  • Nonfinancial: Portions of this data have been presented at the annual convention of the Ohio Speech and Hearing Association in 2005 and the annual convention of the American Speech-Language-Hearing Association in 2005.
    Nonfinancial: Portions of this data have been presented at the annual convention of the Ohio Speech and Hearing Association in 2005 and the annual convention of the American Speech-Language-Hearing Association in 2005.×
Article Information
Special Populations / Older Adults & Aging / Articles
Article   |   January 01, 2015
A Longitudinal Posthumous Study of Letter Writing in a Late Elderly Case
SIG 15 Perspectives on Gerontology, January 2015, Vol. 20, 22-33. doi:10.1044/gero20.1.22
History: Received July 29, 2014 , Revised November 22, 2014 , Accepted November 24, 2014
SIG 15 Perspectives on Gerontology, January 2015, Vol. 20, 22-33. doi:10.1044/gero20.1.22
History: Received July 29, 2014; Revised November 22, 2014; Accepted November 24, 2014

This study is a posthumous longitudinal study of consecutive letters written by an elderly woman from age 89 to 93. Findings reveal a consistent linguistic performance during the first 3 years, supporting “normal” status for late elderly writing.

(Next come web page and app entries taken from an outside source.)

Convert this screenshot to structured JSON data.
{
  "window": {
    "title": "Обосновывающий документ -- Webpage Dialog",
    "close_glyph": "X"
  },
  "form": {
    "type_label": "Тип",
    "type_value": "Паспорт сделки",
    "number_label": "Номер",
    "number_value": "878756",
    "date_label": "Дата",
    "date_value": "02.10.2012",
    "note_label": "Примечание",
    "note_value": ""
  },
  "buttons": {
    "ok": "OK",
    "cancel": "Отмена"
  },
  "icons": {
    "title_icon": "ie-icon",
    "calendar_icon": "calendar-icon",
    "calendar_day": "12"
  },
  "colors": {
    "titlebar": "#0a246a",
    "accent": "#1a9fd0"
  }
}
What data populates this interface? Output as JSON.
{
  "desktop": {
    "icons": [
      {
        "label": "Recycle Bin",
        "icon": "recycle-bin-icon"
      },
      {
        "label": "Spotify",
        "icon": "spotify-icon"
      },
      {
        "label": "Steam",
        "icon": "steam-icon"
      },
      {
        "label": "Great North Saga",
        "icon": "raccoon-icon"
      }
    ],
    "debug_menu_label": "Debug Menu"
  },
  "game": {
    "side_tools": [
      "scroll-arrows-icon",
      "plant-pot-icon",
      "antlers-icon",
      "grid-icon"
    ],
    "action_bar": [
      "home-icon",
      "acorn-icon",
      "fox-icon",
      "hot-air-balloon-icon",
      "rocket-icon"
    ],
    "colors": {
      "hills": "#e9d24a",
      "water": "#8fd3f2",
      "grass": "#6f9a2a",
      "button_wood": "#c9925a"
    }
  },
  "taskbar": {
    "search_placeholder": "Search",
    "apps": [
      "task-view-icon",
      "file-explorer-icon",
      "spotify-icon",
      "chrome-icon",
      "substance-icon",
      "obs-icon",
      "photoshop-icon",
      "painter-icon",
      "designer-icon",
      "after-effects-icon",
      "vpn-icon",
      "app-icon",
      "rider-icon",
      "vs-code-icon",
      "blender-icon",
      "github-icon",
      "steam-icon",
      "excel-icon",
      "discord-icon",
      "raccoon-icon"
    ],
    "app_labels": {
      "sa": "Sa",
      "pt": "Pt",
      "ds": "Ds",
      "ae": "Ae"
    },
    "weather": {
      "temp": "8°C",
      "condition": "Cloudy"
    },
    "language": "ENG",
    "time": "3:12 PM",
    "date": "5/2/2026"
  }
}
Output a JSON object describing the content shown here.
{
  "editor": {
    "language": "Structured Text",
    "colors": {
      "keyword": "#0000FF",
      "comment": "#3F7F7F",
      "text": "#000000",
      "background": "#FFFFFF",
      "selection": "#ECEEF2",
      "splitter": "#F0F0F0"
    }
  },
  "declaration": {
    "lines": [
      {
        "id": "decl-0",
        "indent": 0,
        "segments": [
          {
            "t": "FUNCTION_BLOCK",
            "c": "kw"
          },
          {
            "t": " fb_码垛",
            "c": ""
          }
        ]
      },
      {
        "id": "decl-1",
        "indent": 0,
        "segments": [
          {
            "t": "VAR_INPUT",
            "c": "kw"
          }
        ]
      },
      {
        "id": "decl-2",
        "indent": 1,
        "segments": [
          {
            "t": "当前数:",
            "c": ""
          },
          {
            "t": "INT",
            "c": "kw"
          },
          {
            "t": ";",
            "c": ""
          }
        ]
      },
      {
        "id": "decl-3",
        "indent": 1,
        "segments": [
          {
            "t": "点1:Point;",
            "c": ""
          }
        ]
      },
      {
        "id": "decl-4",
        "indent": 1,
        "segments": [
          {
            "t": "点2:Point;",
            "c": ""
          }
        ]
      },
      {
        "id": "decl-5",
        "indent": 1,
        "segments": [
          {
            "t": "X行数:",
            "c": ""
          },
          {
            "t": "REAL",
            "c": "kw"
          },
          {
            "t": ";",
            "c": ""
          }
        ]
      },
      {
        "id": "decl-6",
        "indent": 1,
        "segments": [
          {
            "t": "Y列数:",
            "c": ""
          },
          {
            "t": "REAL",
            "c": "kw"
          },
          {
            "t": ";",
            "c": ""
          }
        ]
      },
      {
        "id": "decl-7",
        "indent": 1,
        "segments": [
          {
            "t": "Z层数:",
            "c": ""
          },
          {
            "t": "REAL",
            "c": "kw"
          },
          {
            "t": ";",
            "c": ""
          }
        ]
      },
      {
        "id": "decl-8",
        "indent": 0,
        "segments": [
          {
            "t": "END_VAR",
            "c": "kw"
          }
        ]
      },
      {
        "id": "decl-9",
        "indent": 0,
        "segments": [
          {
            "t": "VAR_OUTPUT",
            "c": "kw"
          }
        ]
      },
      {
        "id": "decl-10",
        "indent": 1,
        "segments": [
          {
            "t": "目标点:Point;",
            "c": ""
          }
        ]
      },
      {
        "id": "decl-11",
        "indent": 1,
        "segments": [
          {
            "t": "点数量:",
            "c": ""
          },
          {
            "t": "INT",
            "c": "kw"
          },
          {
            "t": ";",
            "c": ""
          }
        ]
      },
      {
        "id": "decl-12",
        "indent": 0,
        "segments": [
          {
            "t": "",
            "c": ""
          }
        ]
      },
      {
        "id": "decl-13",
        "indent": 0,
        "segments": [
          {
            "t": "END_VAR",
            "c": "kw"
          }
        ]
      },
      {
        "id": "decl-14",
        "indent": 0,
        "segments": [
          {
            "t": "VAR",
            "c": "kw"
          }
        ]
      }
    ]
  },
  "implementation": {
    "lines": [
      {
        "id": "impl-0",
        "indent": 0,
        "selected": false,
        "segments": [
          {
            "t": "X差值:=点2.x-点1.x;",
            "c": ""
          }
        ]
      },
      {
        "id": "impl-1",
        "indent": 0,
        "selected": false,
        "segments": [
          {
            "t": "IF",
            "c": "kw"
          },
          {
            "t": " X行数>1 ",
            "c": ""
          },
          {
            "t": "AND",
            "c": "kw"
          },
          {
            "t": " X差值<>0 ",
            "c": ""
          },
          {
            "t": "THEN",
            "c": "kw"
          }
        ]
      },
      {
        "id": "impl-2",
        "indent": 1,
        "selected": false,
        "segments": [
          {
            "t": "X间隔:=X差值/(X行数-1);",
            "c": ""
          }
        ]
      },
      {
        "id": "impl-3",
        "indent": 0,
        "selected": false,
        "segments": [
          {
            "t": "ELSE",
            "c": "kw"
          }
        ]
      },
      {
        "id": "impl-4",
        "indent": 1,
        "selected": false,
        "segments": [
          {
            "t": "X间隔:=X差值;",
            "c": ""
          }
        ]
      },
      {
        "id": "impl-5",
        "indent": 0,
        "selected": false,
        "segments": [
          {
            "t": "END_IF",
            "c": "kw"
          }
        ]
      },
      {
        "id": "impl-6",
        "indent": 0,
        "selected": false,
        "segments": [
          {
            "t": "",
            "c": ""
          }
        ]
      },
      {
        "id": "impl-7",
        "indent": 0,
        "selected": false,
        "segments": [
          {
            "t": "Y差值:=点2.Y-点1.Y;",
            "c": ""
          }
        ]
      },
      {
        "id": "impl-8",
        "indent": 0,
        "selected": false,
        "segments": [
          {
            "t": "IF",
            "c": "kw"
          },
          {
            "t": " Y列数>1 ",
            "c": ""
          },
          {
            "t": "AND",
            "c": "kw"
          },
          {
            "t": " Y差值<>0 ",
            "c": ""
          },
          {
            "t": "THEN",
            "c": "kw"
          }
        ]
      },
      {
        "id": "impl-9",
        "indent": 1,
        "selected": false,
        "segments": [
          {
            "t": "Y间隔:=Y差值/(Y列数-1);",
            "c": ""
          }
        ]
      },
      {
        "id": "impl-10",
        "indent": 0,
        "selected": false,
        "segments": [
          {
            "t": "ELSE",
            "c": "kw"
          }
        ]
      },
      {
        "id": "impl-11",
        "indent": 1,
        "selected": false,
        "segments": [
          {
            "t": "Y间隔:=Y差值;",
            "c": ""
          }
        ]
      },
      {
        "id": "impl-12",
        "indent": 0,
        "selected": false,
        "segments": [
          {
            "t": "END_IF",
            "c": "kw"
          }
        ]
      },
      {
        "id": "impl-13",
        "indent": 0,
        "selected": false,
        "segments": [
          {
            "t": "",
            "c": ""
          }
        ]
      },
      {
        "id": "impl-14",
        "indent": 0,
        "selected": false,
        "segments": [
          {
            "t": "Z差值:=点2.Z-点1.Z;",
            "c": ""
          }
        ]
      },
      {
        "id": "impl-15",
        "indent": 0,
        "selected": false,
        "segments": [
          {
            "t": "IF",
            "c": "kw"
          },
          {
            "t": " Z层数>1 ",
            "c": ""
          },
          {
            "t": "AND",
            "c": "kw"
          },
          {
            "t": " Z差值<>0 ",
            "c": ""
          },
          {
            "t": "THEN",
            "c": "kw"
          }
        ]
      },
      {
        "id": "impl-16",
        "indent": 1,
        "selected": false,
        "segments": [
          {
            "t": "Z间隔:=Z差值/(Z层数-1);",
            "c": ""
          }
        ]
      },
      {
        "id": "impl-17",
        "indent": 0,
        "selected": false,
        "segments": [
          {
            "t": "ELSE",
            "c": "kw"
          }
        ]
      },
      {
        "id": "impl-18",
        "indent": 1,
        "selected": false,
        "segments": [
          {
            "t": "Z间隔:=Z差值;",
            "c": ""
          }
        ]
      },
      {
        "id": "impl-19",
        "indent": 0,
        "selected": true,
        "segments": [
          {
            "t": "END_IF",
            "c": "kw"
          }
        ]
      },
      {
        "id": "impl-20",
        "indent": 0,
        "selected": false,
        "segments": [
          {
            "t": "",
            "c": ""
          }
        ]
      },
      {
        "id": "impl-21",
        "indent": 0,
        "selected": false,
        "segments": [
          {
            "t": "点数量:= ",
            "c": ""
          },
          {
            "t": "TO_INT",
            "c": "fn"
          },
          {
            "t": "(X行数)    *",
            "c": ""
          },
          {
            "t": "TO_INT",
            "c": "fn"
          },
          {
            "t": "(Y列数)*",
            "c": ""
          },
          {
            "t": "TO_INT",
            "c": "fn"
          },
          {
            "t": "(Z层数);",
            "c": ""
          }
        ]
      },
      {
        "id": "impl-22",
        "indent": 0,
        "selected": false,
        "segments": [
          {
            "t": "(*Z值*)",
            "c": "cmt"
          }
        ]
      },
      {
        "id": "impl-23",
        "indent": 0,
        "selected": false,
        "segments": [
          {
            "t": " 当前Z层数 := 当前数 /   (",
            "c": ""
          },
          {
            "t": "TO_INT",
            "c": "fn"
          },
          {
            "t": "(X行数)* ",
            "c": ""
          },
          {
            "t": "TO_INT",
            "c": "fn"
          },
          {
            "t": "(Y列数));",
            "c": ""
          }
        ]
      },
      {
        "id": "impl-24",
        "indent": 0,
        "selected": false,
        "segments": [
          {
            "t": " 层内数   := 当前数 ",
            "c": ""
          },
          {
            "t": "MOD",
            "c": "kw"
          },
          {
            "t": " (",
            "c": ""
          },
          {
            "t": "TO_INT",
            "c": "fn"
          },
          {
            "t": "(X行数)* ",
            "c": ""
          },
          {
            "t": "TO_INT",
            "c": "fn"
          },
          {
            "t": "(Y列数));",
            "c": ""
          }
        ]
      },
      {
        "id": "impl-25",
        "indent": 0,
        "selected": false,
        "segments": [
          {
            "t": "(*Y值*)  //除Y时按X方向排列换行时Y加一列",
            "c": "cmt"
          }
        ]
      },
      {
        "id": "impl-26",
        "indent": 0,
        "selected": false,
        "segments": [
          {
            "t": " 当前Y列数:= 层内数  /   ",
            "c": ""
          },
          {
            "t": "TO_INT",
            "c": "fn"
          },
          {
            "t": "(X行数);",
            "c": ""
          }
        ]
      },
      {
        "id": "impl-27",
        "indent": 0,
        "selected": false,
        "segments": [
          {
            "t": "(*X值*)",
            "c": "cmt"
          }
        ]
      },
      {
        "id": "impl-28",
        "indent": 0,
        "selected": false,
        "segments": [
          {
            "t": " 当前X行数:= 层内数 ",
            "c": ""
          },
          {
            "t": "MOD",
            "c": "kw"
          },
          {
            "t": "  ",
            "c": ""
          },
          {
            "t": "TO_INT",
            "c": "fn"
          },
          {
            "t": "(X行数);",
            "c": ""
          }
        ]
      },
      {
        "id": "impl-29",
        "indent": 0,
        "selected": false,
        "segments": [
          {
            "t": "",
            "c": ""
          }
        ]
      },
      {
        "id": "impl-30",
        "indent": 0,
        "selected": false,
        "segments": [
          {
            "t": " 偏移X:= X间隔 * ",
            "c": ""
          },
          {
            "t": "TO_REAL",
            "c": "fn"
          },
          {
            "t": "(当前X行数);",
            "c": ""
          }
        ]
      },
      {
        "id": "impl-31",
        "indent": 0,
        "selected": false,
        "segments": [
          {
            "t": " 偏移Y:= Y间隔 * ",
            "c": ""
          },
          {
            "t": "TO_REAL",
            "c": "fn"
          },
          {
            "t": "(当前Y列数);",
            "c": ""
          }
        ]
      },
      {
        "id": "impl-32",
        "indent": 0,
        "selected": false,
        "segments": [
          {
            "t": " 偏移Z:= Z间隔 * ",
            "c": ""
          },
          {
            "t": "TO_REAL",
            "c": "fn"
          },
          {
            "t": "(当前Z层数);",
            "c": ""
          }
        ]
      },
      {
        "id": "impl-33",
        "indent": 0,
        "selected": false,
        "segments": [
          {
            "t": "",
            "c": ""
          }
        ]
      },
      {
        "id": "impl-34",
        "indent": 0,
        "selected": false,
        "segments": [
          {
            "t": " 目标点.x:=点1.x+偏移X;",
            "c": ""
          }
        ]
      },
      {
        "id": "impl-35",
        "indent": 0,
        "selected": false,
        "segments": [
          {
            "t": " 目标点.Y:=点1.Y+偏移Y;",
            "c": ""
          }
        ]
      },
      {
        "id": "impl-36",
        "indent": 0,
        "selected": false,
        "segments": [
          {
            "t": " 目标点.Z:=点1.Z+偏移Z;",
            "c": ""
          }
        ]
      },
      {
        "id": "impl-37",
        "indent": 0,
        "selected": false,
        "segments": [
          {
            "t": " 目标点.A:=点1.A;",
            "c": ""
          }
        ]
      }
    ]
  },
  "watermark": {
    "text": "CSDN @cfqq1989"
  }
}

She produced clearly written cursive form, intact semantic content, and minimal spelling and stroke errors. A decline in writing was observed in the last 6–9 months of the study and an analysis revealed production of clausal fragmentation, decreasing semantic clarity, and a higher frequency of spelling, semantic, and stroke errors. Analysis of writing samples can be a valuable tool in documenting a change in cognitive status differentiated from normal late aging.

Acknowledgements:
This case study was originally presented in part at the Ohio Speech and Hearing Association and the American Speech and Hearing Association conventions. The authors would like to thank the family who contributed the material used in this study. We are also appreciative of the assistance of Jennifer Garrett, now at University of Northern Iowa, for her help with coding reliability. This project was partially supported by funding from the Office of Research and Graduate Studies at Texas A&M University- Kingsville.
Become a SIG Affiliate
Pay Per View
Entire SIG 15 Perspectives on Gerontology content & archive
24-hour access
This Issue
24-hour access
This Article
24-hour access
We've Changed Our Publication Model...
The 19 individual SIG Perspectives publications have been relaunched as the new, all-in-one Perspectives of the ASHA Special Interest Groups.